Five Reasons Why Using Dropbox Puts Your Business at Risk

As a way for friends and family to share information, or simply to catalogue your digital photo files, Dropbox is a superb resource.

dropbox security


It’s simplicity, openness, and ease of use makes it the perfect tool for sharing. However, the very things that make Dropbox an easy way to distribute information, also makes it a potential liability for business users.

Here are five good reasons why your business should not be entrusting your sensitive data to Dropbox:

  1. Risk of Data Loss

Because Dropbox was designed for the average user and was not intended specifically for business, oversight controls are much less stringent than true enterprise data management systems. One of the primary concerns with Dropbox is that any device with an instance of Dropbox installed can access your corporate Dropbox account and synch all your data without your IT Admin even knowing.

This means that an employee can be walking around with your critical data on an non-secure laptop or tablet. Even if they have no intention of causing the firm harm, your data is now at risk.

  1. Potential for Data Theft

Last fall, hackers claiming to have over seven million Dropbox usernames and passwords leaked some of this data to the internet threatening to release more unless they were paid a ransom. Dropbox denied their servers were hacked in this case, placing the blame instead on other services to which Dropbox provides access.

But that is the problem: because there are so many possible points of entry into Dropbox, the potential for a malicious attack is very high.

  1. Dropbox Fails to Meet Compliance Requirements

Most industry regulators – and indeed many corporate compliance polices – require all data files to be maintained for a prescribed period of time. Typically, access to certain files must also be restricted to only approved individuals and in both instances, Dropbox falls short.

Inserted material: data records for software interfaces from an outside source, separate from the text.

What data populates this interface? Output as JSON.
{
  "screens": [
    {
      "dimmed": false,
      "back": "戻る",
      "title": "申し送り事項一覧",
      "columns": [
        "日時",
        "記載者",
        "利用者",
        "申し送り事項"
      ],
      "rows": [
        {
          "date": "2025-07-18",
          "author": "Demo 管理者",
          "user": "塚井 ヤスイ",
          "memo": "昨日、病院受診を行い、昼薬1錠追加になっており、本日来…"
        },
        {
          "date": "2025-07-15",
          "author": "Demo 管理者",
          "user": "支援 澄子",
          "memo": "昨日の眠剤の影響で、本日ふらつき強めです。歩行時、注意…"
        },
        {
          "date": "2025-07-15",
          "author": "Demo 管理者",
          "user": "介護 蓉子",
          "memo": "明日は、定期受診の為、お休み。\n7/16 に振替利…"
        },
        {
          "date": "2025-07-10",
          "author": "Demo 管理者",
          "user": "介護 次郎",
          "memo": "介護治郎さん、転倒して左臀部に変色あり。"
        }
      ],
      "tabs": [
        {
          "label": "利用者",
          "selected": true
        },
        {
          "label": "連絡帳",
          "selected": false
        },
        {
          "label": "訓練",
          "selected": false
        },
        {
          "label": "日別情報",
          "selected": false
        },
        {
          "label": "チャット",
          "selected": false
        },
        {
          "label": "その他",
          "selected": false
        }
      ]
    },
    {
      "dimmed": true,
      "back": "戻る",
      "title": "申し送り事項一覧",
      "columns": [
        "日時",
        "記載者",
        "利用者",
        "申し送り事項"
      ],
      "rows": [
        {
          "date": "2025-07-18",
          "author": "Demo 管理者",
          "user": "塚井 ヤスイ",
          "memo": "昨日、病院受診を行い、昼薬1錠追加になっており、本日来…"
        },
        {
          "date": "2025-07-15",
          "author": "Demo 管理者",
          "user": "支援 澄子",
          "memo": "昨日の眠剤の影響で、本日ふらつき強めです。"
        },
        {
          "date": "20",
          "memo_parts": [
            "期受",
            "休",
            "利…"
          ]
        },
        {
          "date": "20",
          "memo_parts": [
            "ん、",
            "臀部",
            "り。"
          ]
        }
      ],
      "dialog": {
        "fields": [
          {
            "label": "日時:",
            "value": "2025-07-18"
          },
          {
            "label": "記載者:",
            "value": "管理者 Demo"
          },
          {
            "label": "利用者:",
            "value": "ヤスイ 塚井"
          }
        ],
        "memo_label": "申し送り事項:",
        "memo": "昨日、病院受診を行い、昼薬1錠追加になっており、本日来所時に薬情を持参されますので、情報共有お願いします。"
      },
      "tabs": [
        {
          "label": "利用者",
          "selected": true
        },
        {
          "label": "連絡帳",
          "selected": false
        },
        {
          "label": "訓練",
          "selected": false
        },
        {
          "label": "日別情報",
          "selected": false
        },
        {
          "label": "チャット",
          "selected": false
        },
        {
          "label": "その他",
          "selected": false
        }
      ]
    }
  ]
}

This is because Dropbox does not allow you to set user-level read and write privileges so access to data in a Dropbox folder is either all or none.

  1. Lack of Robust Data Encryption

Dropbox has very limited data encryption capabilities that fall well below the standards of typical corporate data management systems. While this may be adequate for storing non-critical files, it is not sufficient for sensitive client data.

  1. Lack of File History Audit Trail

Because Dropbox does not provide an audit trail identifying users that accessed a file, it is not possible for IT Administrators to know when a file was modified or deleted. This can make it very difficult to enforce proper file versioning controls and protect data.

The attraction to Dropbox is understandable; it is very low-cost and provides the ease of accessibility that is the hallmark of cloud storage facilities. Having said that, there are better alternatives to safe-guard your data while still providing all the benefits the cloud has to offer.

Have questions about Dropbox for your business?  Give your team of cloud experts a call today.  We are here to make sure your business is completely safe.